Records for processing: Begin

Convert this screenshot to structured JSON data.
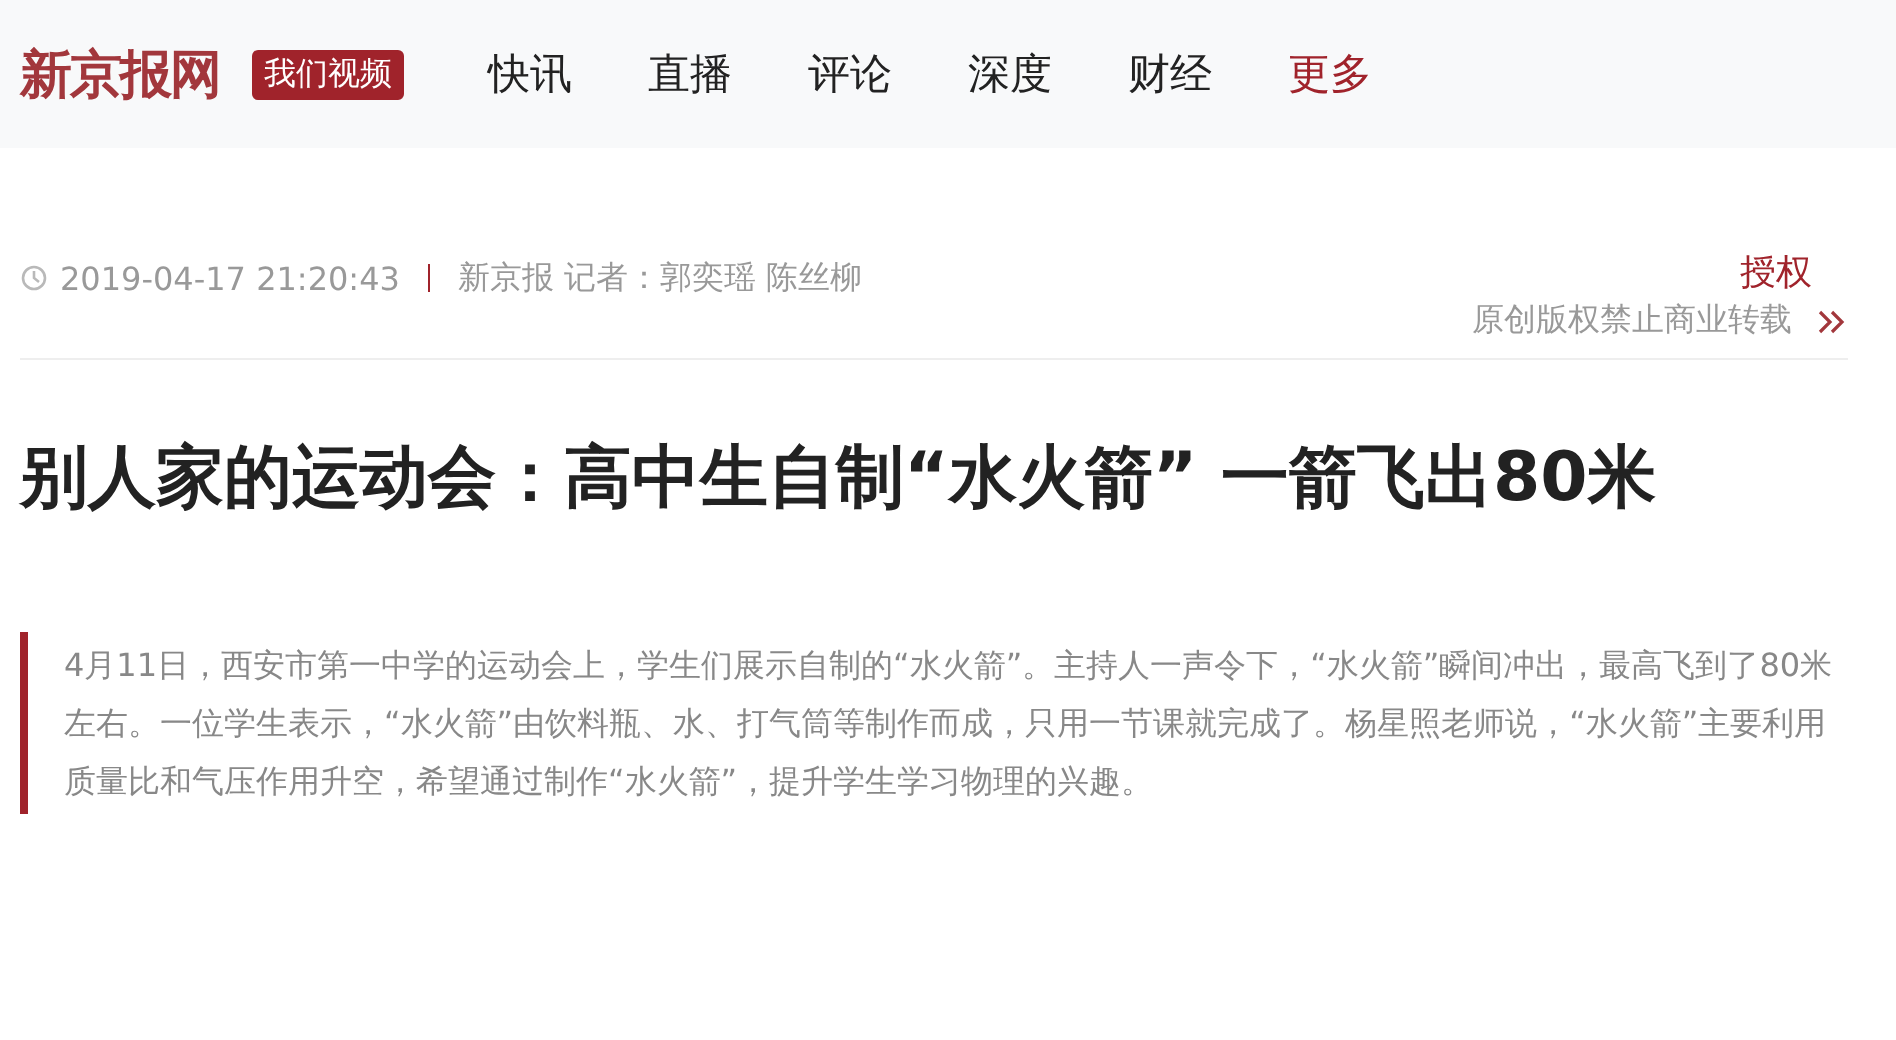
{
  "header": {
    "logo": "新京报网",
    "video_badge": "我们视频",
    "nav": [
      {
        "label": "快讯",
        "kind": "link"
      },
      {
        "label": "直播",
        "kind": "link"
      },
      {
        "label": "评论",
        "kind": "link"
      },
      {
        "label": "深度",
        "kind": "link"
      },
      {
        "label": "财经",
        "kind": "link"
      },
      {
        "label": "更多",
        "kind": "more"
      }
    ]
  },
  "meta": {
    "time": "2019-04-17 21:20:43",
    "source": "新京报 记者：郭奕瑶 陈丝柳",
    "license_link": "授权",
    "copyright": "原创版权禁止商业转载"
  },
  "article": {
    "title": "别人家的运动会：高中生自制“水火箭” 一箭飞出80米",
    "summary": "4月11日，西安市第一中学的运动会上，学生们展示自制的“水火箭”。主持人一声令下，“水火箭”瞬间冲出，最高飞到了80米左右。一位学生表示，“水火箭”由饮料瓶、水、打气筒等制作而成，只用一节课就完成了。杨星照老师说，“水火箭”主要利用质量比和气压作用升空，希望通过制作“水火箭”，提升学生学习物理的兴趣。"
  }
}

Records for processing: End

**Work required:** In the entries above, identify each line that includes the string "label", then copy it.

**Answer to this exercise:**
        "label": "快讯",
        "label": "直播",
        "label": "评论",
        "label": "深度",
        "label": "财经",
        "label": "更多",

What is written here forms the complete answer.